Condo Complex PRD845 May Be Eco-Friendly and Full of Modern Amenities, But That Doesn’t Make It Less of an Eyesore

I've been working overtime lately to not hate the newish, ultra-modern condominium complex that was dropped into my historic neighborhood near Seventh Avenue and McDowell Road a few years ago. For a fan of early-20th-century architecture, it's hard not to be bugged by a towering clump of boxy, corrugated concrete condos, especially when they're hunkering literally across the street from a row of gorgeous '20s bungalows in what's left of what was once a gloriously old-timey housing development.

Even the name of the place — PRD845, which sounds like a license plate number or maybe a robot from one of the Star Wars movies but which is actually an acronym for "planned residential development" coupled with the complex's Eighth Avenue street address — gives me heartburn.

The 24,000-square-foot, 12-unit complex located at 777 West Roosevelt was born about five years ago, while the housing market was still going berserk here. Urban infill experts at Greenroof Development hired a local firm called Studio Ma to create an enclosed housing project just north of downtown's fast-growing "loft community." Studio Ma architect Christiana Moss drew up plans for a dozen mid-rise "cubiform contemporary" units on the site of a parking lot just west of Seventh Avenue. Greenroof wanted to fill a void in mid-priced lofts in downtown, which was glutted with new-build and newly renovated million-dollar residential spaces, and to offer a work/live environment with studios and office spaces built right into the original design — a rarity in any part of this town.

I want to be more open-minded. Really I do. In an attempt to overcome my disdain for this big, boxy, frankly ugly complex, which looks completely out of place plopped down in an historic neighborhood, I called Moss. I was all set to do my usual whining about architects who cover Phoenix buildings in sheets of metal (because PDR845 is wrapped in what looks like expanses of corrugated tin, making it look for all the world like a big, backyard storage shed), but I never got to. It turns out that what looks like wavy sheets of tin isn't metal at all. "They're thin concrete panels," Moss told me. "They're less likely to absorb heat, as metal does."

Okay. There's one fewer reason to sneer at this hyper-modern monstrosity. And although I'm sick to death of the whole "green" movement, I'm gratified to know that this complex was built with eco-sensitive materials, and that, when the builders decided that some of the original workmanship on the project was substandard, they reportedly ripped it all out and started over. I even like that the garages are joined with studio spaces for artists, separated by a foyer and downstairs bathroom. It's a neat idea for painters and ceramicists who want to work at home but still have a cool place to park their car in the summer.

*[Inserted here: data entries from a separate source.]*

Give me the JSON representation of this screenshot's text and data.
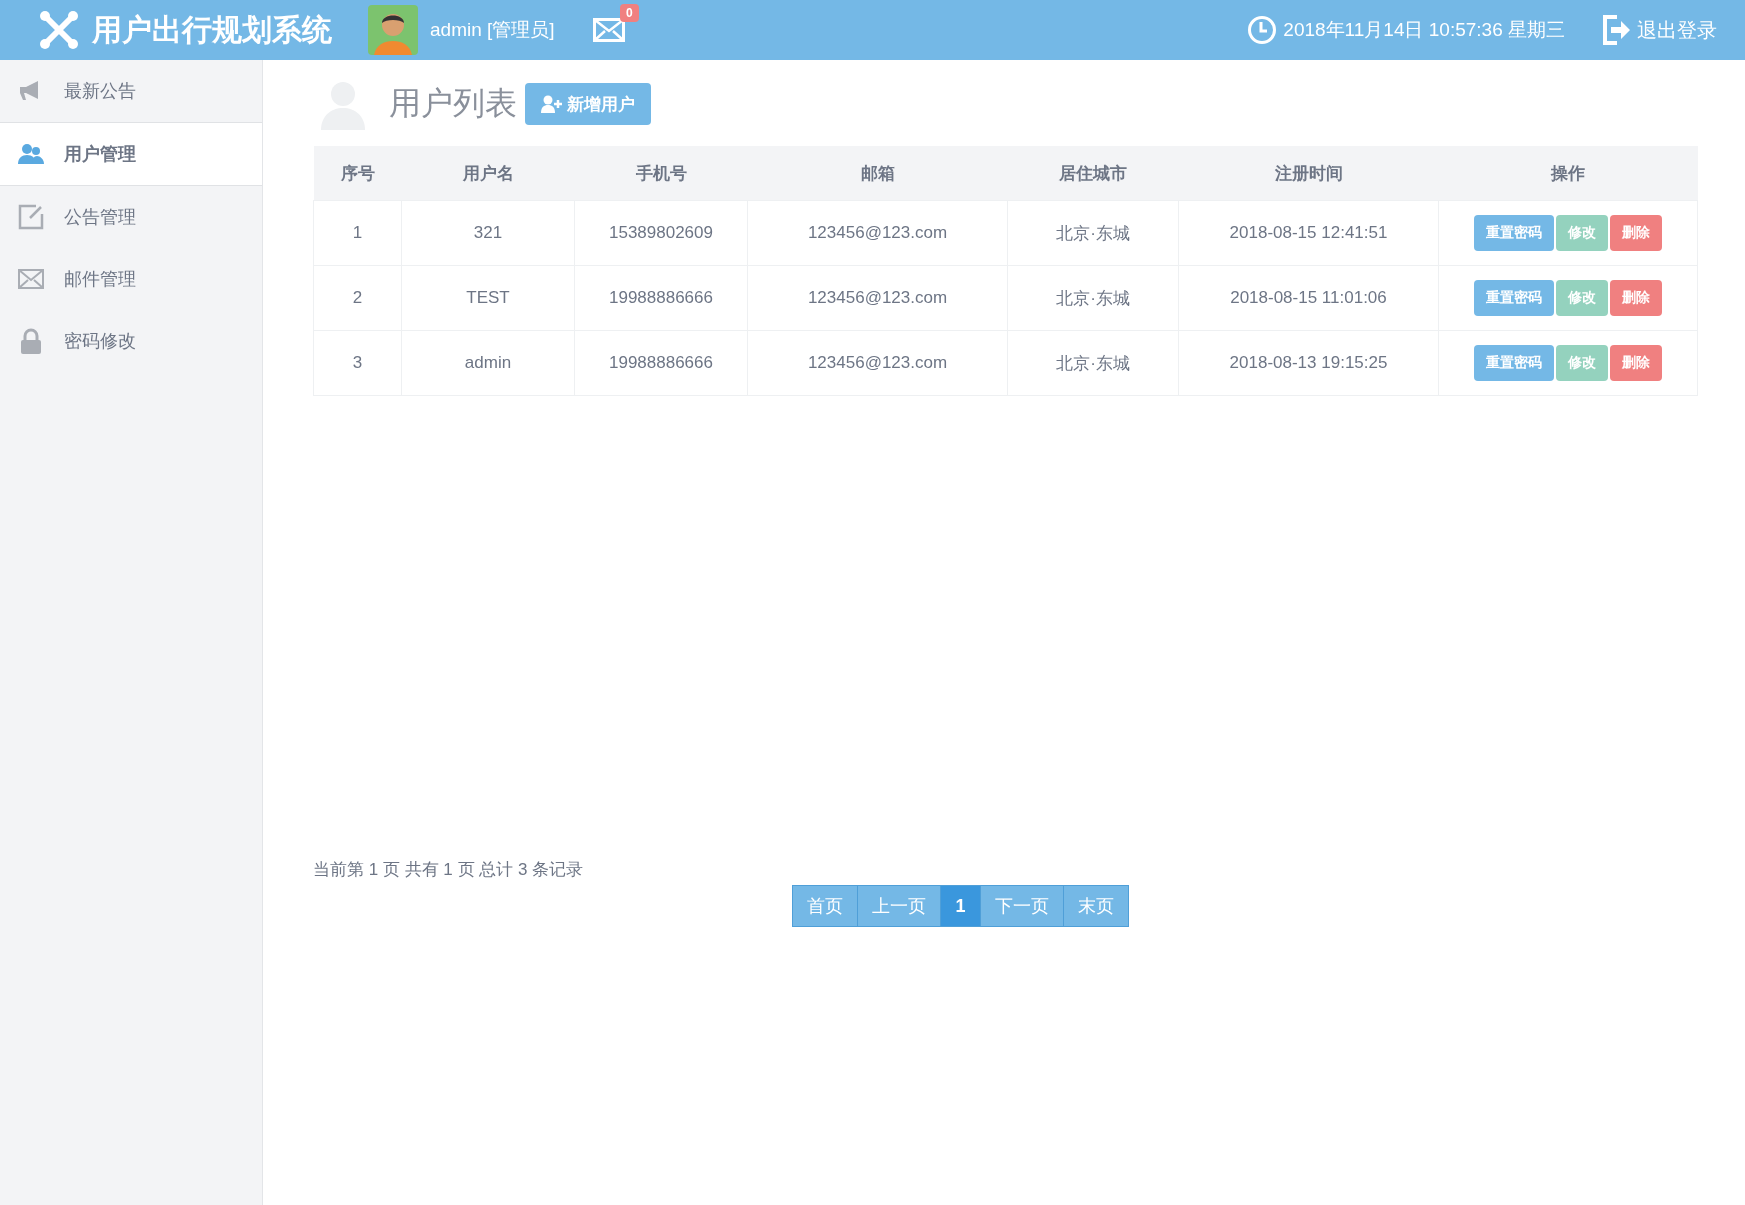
{
  "header": {
    "title": "用户出行规划系统",
    "user": "admin [管理员]",
    "mail_count": "0",
    "datetime": "2018年11月14日 10:57:36 星期三",
    "logout": "退出登录"
  },
  "sidebar": {
    "items": [
      {
        "label": "最新公告",
        "kind": "megaphone",
        "selected": false
      },
      {
        "label": "用户管理",
        "kind": "users",
        "selected": true
      },
      {
        "label": "公告管理",
        "kind": "edit",
        "selected": false
      },
      {
        "label": "邮件管理",
        "kind": "mail",
        "selected": false
      },
      {
        "label": "密码修改",
        "kind": "lock",
        "selected": false
      }
    ]
  },
  "page": {
    "title": "用户列表",
    "add_button": "新增用户"
  },
  "table": {
    "columns": [
      "序号",
      "用户名",
      "手机号",
      "邮箱",
      "居住城市",
      "注册时间",
      "操作"
    ],
    "rows": [
      {
        "cells": [
          "1",
          "321",
          "15389802609",
          "123456@123.com",
          "北京·东城",
          "2018-08-15 12:41:51"
        ],
        "actions": [
          {
            "label": "重置密码",
            "kind": "reset"
          },
          {
            "label": "修改",
            "kind": "edit"
          },
          {
            "label": "删除",
            "kind": "delete"
          }
        ]
      },
      {
        "cells": [
          "2",
          "TEST",
          "19988886666",
          "123456@123.com",
          "北京·东城",
          "2018-08-15 11:01:06"
        ],
        "actions": [
          {
            "label": "重置密码",
            "kind": "reset"
          },
          {
            "label": "修改",
            "kind": "edit"
          },
          {
            "label": "删除",
            "kind": "delete"
          }
        ]
      },
      {
        "cells": [
          "3",
          "admin",
          "19988886666",
          "123456@123.com",
          "北京·东城",
          "2018-08-13 19:15:25"
        ],
        "actions": [
          {
            "label": "重置密码",
            "kind": "reset"
          },
          {
            "label": "修改",
            "kind": "edit"
          },
          {
            "label": "删除",
            "kind": "delete"
          }
        ]
      }
    ]
  },
  "pagination": {
    "info": "当前第 1 页 共有 1 页 总计 3 条记录",
    "buttons": [
      {
        "label": "首页",
        "selected": false
      },
      {
        "label": "上一页",
        "selected": false
      },
      {
        "label": "1",
        "selected": true
      },
      {
        "label": "下一页",
        "selected": false
      },
      {
        "label": "末页",
        "selected": false
      }
    ]
  }
}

But I don't like having a set piece from Battlestar Galactica in my neighborhood. And even if I did, I hate the name of this place. Even its floor plans have stupid names: "Young Literati" and "Urban Achievers" and "Bohemian Mix."

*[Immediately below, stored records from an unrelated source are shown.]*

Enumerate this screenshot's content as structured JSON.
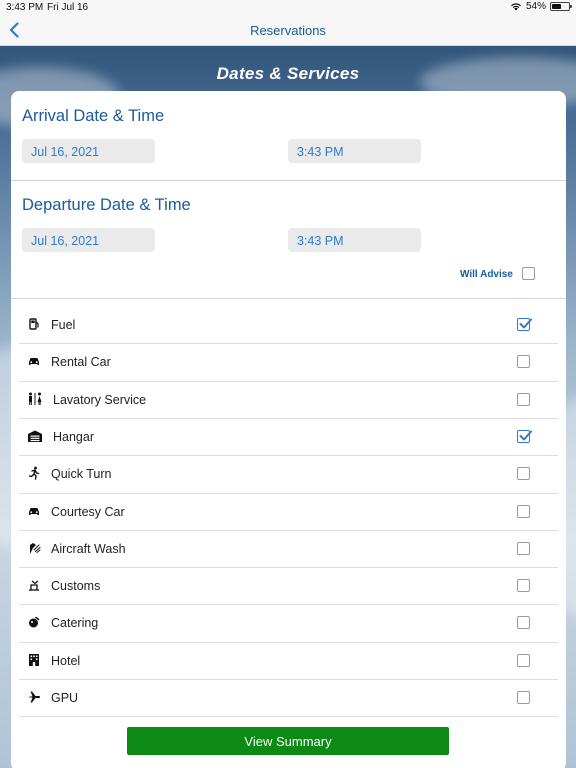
{
  "status_bar": {
    "time": "3:43 PM",
    "date": "Fri Jul 16",
    "battery": "54%",
    "battery_level": 0.54
  },
  "nav": {
    "title": "Reservations",
    "back_icon": "chevron-left-icon"
  },
  "header": {
    "title": "Dates & Services"
  },
  "arrival": {
    "title": "Arrival Date & Time",
    "date": "Jul 16, 2021",
    "time": "3:43 PM"
  },
  "departure": {
    "title": "Departure Date & Time",
    "date": "Jul 16, 2021",
    "time": "3:43 PM"
  },
  "will_advise": {
    "label": "Will Advise",
    "checked": false
  },
  "services": [
    {
      "label": "Fuel",
      "icon": "fuel-pump-icon",
      "checked": true
    },
    {
      "label": "Rental Car",
      "icon": "car-icon",
      "checked": false
    },
    {
      "label": "Lavatory Service",
      "icon": "restroom-icon",
      "checked": false
    },
    {
      "label": "Hangar",
      "icon": "warehouse-icon",
      "checked": true
    },
    {
      "label": "Quick Turn",
      "icon": "running-icon",
      "checked": false
    },
    {
      "label": "Courtesy Car",
      "icon": "car-icon",
      "checked": false
    },
    {
      "label": "Aircraft Wash",
      "icon": "spray-icon",
      "checked": false
    },
    {
      "label": "Customs",
      "icon": "customs-icon",
      "checked": false
    },
    {
      "label": "Catering",
      "icon": "food-icon",
      "checked": false
    },
    {
      "label": "Hotel",
      "icon": "hotel-icon",
      "checked": false
    },
    {
      "label": "GPU",
      "icon": "plane-icon",
      "checked": false
    }
  ],
  "summary_button": {
    "label": "View Summary"
  },
  "colors": {
    "accent": "#1a5b9a",
    "link": "#2d7bd0",
    "button": "#0d8a15"
  }
}
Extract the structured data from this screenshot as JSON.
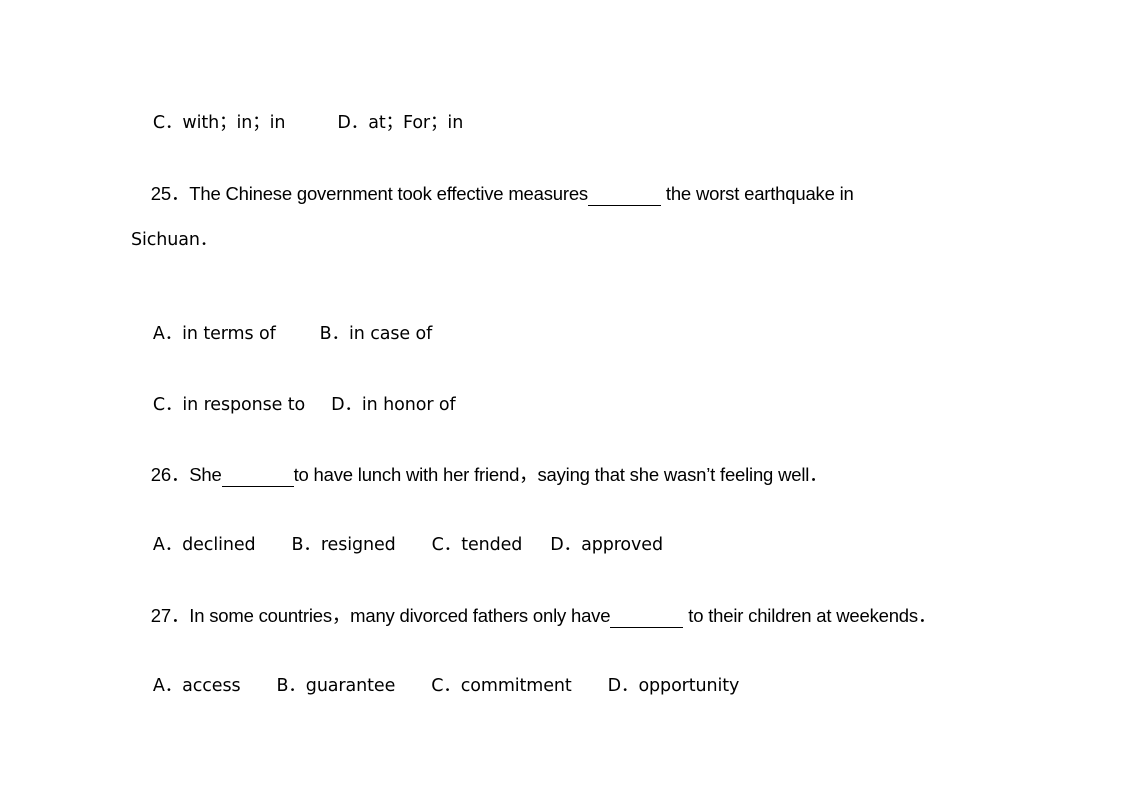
{
  "document": {
    "q24_options_cd": {
      "C": "C．with；in；in",
      "D": "D．at；For；in"
    },
    "q25": {
      "number": "25．",
      "before_blank": "The Chinese government took effective measures",
      "after_blank": " the worst earthquake in",
      "continuation": "Sichuan．",
      "options": {
        "A": "A．in terms of",
        "B": "B．in case of",
        "C": "C．in response to",
        "D": "D．in honor of"
      }
    },
    "q26": {
      "number": "26．",
      "before_blank": "She",
      "after_blank": "to have lunch with her friend，saying that she wasn’t feeling well．",
      "options": {
        "A": "A．declined",
        "B": "B．resigned",
        "C": "C．tended",
        "D": "D．approved"
      }
    },
    "q27": {
      "number": "27．",
      "before_blank": "In some countries，many divorced fathers only have",
      "after_blank": " to their children at weekends．",
      "options": {
        "A": "A．access",
        "B": "B．guarantee",
        "C": "C．commitment",
        "D": "D．opportunity"
      }
    }
  }
}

There was an early plan to change the complex's clunky moniker to 777 West Roosevelt, according to realtor Scott Jarson, who's sold many of the PRD845 units. "But we didn't get to it in time, marketing-wise." Jarson says those goofball names, as well as the complex's brightly painted, super-contemporary exterior, worked perfectly in drawing in the folks who snapped up all but one of the 12 units before they were done being built. The complex has drawn a mix of older suburbanites, young artists, and a celebrity restaurateur, according to Jarson. "They were sold on this project before it was completed."

(They must not have seen the complex's listing at Walk Score, an always-inaccurate Web site that alerts potential buyers to the amenities near properties for sale. PRD845's Walk Score lists Circle K as the closest "grocery store," dicey taco stand El Norteño as the closest restaurant, and Arizona Call-a-Teen, a center for troubled teenagers, under "other amenities.")

Whatever. All this good news about PRD845 has softened my opinion of the place, although I'm unable to abandon my scorn for this complex's warehouse-y design. I can't see it as something other than an eyesore, a blight on my old-fashioned neighborhood. I'll just take my daily walk in another direction and be happy that plans for Viridian, a similarly New Wave condominium complex just up the street from PRD845, were recently abandoned.

I still think the place is ugly, though.